▸ Task description
The full listing is to be written out again, unchanged.

▸ Given information
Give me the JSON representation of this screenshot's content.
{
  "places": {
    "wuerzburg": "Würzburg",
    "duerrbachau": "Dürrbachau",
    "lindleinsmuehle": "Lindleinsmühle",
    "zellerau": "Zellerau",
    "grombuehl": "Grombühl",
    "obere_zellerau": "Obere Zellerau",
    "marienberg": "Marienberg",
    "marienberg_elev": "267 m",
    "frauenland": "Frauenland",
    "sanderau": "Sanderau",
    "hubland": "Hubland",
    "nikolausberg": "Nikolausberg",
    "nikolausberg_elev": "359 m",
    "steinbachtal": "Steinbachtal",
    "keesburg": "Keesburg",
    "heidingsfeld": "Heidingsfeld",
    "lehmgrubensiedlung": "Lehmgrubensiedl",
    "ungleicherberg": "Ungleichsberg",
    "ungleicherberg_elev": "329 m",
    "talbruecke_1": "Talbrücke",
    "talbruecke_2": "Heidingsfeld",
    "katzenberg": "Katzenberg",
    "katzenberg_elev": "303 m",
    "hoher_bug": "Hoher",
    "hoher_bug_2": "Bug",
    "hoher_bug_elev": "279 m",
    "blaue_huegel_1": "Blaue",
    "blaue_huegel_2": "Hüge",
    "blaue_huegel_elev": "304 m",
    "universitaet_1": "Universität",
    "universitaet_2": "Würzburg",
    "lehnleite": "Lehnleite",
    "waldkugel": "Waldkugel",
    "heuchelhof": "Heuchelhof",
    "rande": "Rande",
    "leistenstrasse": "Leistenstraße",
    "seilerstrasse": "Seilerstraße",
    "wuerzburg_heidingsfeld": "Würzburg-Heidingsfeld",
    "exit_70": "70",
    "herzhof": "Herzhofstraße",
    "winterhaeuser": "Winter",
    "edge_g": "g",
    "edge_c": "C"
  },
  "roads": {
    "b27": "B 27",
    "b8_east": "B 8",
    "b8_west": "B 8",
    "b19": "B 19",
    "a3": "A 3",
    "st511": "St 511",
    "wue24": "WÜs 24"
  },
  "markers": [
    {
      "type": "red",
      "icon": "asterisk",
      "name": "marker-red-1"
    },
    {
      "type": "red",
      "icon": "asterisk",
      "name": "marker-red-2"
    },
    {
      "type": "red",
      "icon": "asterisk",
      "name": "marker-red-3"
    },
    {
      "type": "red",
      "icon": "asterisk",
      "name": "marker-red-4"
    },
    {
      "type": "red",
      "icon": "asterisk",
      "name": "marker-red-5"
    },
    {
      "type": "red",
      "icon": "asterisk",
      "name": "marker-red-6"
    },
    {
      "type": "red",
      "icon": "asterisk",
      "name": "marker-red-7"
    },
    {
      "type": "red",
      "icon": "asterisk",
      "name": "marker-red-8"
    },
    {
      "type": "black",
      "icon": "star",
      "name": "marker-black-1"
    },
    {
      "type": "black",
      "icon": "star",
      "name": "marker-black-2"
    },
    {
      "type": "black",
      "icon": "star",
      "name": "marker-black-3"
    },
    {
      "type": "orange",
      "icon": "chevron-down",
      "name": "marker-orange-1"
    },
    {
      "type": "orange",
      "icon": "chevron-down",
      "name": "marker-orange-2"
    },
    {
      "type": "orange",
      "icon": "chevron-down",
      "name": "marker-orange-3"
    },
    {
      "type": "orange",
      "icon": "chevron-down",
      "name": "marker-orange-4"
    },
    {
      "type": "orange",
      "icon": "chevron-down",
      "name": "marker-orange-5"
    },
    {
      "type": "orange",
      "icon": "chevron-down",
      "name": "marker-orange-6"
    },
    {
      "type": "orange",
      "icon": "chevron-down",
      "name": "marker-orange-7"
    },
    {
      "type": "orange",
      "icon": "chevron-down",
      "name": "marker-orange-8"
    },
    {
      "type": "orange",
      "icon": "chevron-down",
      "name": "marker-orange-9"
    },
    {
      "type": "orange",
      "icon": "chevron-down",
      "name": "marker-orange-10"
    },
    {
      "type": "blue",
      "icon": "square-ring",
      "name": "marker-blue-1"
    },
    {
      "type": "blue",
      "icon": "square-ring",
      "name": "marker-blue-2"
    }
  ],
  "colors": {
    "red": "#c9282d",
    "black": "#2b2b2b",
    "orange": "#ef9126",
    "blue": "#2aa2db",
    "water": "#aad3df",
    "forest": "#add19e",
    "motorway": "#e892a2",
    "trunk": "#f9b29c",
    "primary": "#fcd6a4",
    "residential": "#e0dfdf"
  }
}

▸ Answer
Give me the JSON representation of this screenshot's content.
{
  "places": {
    "wuerzburg": "Würzburg",
    "duerrbachau": "Dürrbachau",
    "lindleinsmuehle": "Lindleinsmühle",
    "zellerau": "Zellerau",
    "grombuehl": "Grombühl",
    "obere_zellerau": "Obere Zellerau",
    "marienberg": "Marienberg",
    "marienberg_elev": "267 m",
    "frauenland": "Frauenland",
    "sanderau": "Sanderau",
    "hubland": "Hubland",
    "nikolausberg": "Nikolausberg",
    "nikolausberg_elev": "359 m",
    "steinbachtal": "Steinbachtal",
    "keesburg": "Keesburg",
    "heidingsfeld": "Heidingsfeld",
    "lehmgrubensiedlung": "Lehmgrubensiedl",
    "ungleicherberg": "Ungleichsberg",
    "ungleicherberg_elev": "329 m",
    "talbruecke_1": "Talbrücke",
    "talbruecke_2": "Heidingsfeld",
    "katzenberg": "Katzenberg",
    "katzenberg_elev": "303 m",
    "hoher_bug": "Hoher",
    "hoher_bug_2": "Bug",
    "hoher_bug_elev": "279 m",
    "blaue_huegel_1": "Blaue",
    "blaue_huegel_2": "Hüge",
    "blaue_huegel_elev": "304 m",
    "universitaet_1": "Universität",
    "universitaet_2": "Würzburg",
    "lehnleite": "Lehnleite",
    "waldkugel": "Waldkugel",
    "heuchelhof": "Heuchelhof",
    "rande": "Rande",
    "leistenstrasse": "Leistenstraße",
    "seilerstrasse": "Seilerstraße",
    "wuerzburg_heidingsfeld": "Würzburg-Heidingsfeld",
    "exit_70": "70",
    "herzhof": "Herzhofstraße",
    "winterhaeuser": "Winter",
    "edge_g": "g",
    "edge_c": "C"
  },
  "roads": {
    "b27": "B 27",
    "b8_east": "B 8",
    "b8_west": "B 8",
    "b19": "B 19",
    "a3": "A 3",
    "st511": "St 511",
    "wue24": "WÜs 24"
  },
  "markers": [
    {
      "type": "red",
      "icon": "asterisk",
      "name": "marker-red-1"
    },
    {
      "type": "red",
      "icon": "asterisk",
      "name": "marker-red-2"
    },
    {
      "type": "red",
      "icon": "asterisk",
      "name": "marker-red-3"
    },
    {
      "type": "red",
      "icon": "asterisk",
      "name": "marker-red-4"
    },
    {
      "type": "red",
      "icon": "asterisk",
      "name": "marker-red-5"
    },
    {
      "type": "red",
      "icon": "asterisk",
      "name": "marker-red-6"
    },
    {
      "type": "red",
      "icon": "asterisk",
      "name": "marker-red-7"
    },
    {
      "type": "red",
      "icon": "asterisk",
      "name": "marker-red-8"
    },
    {
      "type": "black",
      "icon": "star",
      "name": "marker-black-1"
    },
    {
      "type": "black",
      "icon": "star",
      "name": "marker-black-2"
    },
    {
      "type": "black",
      "icon": "star",
      "name": "marker-black-3"
    },
    {
      "type": "orange",
      "icon": "chevron-down",
      "name": "marker-orange-1"
    },
    {
      "type": "orange",
      "icon": "chevron-down",
      "name": "marker-orange-2"
    },
    {
      "type": "orange",
      "icon": "chevron-down",
      "name": "marker-orange-3"
    },
    {
      "type": "orange",
      "icon": "chevron-down",
      "name": "marker-orange-4"
    },
    {
      "type": "orange",
      "icon": "chevron-down",
      "name": "marker-orange-5"
    },
    {
      "type": "orange",
      "icon": "chevron-down",
      "name": "marker-orange-6"
    },
    {
      "type": "orange",
      "icon": "chevron-down",
      "name": "marker-orange-7"
    },
    {
      "type": "orange",
      "icon": "chevron-down",
      "name": "marker-orange-8"
    },
    {
      "type": "orange",
      "icon": "chevron-down",
      "name": "marker-orange-9"
    },
    {
      "type": "orange",
      "icon": "chevron-down",
      "name": "marker-orange-10"
    },
    {
      "type": "blue",
      "icon": "square-ring",
      "name": "marker-blue-1"
    },
    {
      "type": "blue",
      "icon": "square-ring",
      "name": "marker-blue-2"
    }
  ],
  "colors": {
    "red": "#c9282d",
    "black": "#2b2b2b",
    "orange": "#ef9126",
    "blue": "#2aa2db",
    "water": "#aad3df",
    "forest": "#add19e",
    "motorway": "#e892a2",
    "trunk": "#f9b29c",
    "primary": "#fcd6a4",
    "residential": "#e0dfdf"
  }
}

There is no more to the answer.